Voices in the Wind
Stefano Maltese, Sikilli Ensemble
Voices in the Wind
Genres: Jazz, Pop
  •  Track Listings (8) - Disc #1


CD Details

All Artists: Stefano Maltese, Sikilli Ensemble
Title: Voices in the Wind
Members Wishing: 0
Total Copies: 0
Label: Dischi Della Qurcia
Release Date: 1/5/1996
Genres: Jazz, Pop
Styles: Modern Postbebop, Bebop
Number of Discs: 1
SwapaCD Credits: 1
UPC: 027312801521

CD Reviews

Can you ever listen to enough good reed players?
greg taylor | Portland, Oregon United States | 10/08/2004
(5 out of 5 stars)
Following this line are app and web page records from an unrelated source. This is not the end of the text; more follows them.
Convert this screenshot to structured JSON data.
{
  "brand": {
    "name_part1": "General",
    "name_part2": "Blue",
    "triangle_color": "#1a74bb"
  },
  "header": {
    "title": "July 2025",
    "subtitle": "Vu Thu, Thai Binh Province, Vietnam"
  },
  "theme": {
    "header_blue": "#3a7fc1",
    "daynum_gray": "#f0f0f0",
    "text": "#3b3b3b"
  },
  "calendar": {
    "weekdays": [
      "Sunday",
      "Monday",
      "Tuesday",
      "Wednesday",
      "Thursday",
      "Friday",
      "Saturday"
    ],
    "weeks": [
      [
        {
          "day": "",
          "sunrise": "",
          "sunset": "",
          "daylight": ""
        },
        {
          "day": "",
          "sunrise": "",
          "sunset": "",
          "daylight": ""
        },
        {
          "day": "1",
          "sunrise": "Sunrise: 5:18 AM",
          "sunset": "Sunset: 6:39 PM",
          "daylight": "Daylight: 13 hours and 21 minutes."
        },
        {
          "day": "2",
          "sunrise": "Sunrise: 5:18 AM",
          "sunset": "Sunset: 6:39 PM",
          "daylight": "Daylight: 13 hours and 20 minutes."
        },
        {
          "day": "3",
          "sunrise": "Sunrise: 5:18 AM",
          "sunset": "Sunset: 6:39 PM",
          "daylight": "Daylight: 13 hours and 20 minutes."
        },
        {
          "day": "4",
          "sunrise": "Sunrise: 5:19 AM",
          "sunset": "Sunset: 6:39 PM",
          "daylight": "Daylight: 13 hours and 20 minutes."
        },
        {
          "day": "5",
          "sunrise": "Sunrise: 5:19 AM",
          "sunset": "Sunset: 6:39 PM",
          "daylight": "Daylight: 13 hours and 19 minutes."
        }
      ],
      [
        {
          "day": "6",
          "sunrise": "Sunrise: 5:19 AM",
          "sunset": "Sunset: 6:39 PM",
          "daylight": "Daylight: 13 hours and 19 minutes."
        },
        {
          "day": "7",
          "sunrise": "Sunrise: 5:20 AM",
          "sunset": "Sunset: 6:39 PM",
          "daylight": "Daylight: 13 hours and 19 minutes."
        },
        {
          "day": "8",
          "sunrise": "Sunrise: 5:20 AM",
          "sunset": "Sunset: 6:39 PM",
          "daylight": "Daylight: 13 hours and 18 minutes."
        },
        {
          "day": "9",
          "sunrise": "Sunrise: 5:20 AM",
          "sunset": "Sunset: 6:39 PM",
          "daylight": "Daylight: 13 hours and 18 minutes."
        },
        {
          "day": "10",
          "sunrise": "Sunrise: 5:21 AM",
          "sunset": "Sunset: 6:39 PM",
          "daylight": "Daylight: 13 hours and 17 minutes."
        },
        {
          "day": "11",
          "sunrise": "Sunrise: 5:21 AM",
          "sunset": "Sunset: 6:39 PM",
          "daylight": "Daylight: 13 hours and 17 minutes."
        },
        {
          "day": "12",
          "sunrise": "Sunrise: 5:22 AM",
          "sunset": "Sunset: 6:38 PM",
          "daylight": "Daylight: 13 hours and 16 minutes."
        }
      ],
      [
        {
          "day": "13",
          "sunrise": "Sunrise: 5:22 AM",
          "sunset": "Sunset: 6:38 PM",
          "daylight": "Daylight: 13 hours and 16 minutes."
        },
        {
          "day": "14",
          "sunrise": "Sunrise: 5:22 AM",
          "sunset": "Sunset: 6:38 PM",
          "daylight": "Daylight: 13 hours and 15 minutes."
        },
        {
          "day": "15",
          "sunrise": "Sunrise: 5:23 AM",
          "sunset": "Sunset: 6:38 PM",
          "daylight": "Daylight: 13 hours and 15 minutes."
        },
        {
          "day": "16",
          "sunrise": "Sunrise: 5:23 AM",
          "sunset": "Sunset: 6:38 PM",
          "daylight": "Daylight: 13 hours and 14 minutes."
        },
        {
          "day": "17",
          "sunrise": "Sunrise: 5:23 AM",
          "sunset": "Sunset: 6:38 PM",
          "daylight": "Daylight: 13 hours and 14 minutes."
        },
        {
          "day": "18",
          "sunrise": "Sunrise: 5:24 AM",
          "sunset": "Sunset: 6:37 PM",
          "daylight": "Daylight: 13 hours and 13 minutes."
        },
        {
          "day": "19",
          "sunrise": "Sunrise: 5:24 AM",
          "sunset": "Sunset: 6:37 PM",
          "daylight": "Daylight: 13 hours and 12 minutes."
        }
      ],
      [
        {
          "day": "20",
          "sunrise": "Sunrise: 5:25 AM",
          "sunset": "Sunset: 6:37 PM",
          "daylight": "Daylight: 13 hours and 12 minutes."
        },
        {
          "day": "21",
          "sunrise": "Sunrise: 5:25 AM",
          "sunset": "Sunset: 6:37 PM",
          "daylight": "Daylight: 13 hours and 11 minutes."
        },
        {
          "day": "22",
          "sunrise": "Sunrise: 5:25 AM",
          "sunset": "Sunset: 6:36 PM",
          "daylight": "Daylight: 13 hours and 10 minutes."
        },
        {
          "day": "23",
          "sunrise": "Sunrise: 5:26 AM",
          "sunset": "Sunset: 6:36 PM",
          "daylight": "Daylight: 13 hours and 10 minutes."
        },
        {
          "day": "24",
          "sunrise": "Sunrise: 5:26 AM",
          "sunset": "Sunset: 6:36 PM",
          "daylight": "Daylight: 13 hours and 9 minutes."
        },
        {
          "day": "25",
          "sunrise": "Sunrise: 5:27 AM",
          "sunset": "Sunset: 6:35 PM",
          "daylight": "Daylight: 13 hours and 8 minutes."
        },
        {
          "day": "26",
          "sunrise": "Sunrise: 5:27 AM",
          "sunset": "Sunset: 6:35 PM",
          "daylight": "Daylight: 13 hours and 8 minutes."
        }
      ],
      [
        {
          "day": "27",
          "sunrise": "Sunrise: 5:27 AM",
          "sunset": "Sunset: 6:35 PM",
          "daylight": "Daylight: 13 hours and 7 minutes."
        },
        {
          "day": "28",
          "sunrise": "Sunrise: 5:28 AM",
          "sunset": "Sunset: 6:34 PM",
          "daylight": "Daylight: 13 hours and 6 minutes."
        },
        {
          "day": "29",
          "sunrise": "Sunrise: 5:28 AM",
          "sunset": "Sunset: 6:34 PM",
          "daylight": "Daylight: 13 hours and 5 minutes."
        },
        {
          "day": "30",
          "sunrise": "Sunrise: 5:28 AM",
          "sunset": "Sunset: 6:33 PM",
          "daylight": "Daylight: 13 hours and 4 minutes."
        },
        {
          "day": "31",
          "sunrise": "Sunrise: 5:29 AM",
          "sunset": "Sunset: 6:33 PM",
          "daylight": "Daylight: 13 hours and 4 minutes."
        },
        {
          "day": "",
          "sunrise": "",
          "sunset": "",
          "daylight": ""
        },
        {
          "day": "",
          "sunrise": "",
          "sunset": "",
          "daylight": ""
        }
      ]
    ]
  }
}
"I think not. A recommendation from a friend in Florence is what led me to Stefano Maltese. Maltese is one of those annoying guys who plays any and all saxophones, clarinets, flutes and the occassional piano. When he solos on this CD (as he does on 'Hard, Quiet and Floating')he is superb. It would be nice to hear him in a trio format.
But the real surprise and delight of this CD are the compositions. Maltese, like Mingus, Hemphill, Threadgill, Tom Varner and a few others is able to take a sextet or a septet and make it sound orchestral. This is one of his two regular working groups, the As Sikilli Ensemble (means "the Sicilian" in Arabic). It is composed of Maltese on reeds, Roy Paci on trumpet and flugelhorm, Rosario Patania on trombone, Michele Conti on violin, Giuseppe Guarella on bass, Antonio Moncada on drums and Gioconda Cilio on vocals. Maltese will divide the melodic lines into two or more seperate voices and make full use of the polyphony. The violin and bass might play off the rest of the group and then someone in the brass will emerge as yet another counterpuntal voice. Gioconda is used sparingly but effectively- she has a very pure and controlled voice. Sometimes she sounds like she comes out of Billie Holiday and sometimes she sounds like she grew up singing Arabic music and sometimes Mahler.
Which brings us back to the compositions and their source material. Like many of the Italians, Maltese has absorbed the musics of the Mediterranean, American Jazz and contemporary classical. He also seems to throw in Kurt Weill, and 19th century classical. But for him, I suspect, that all of that background is just one big musical style. His musical stylings are very wide ranging and utterly his own. He is simply a very good composer.
And he has been smart enough to put together a really skilled ensemble and to keep it together as a working group so that everyone really knows the music and each other.
Check this guy out. I have the Leo CD of his Open Music Ensemble (which seems to be more in the 11-12 player size) on the way and will review that when I have listened to it for awhile.
In any case, among the Italians, I would rate Maltese as a composer right up there with Gianluigi Trovesi, G. Schiaffini, Pino Minafra and Eugenio Colombo. All of these guys are creating bodies of work that are as good as anything any American is producing right now. That is not to put down people like Threadgill, Varner, or Mr. Anthony Braxton. It is just to suggest once again, that as jazz listeners, we need to start paying attention to what is happening elsewhere.
The Italians simply have a lot to teach us. Let's listen up.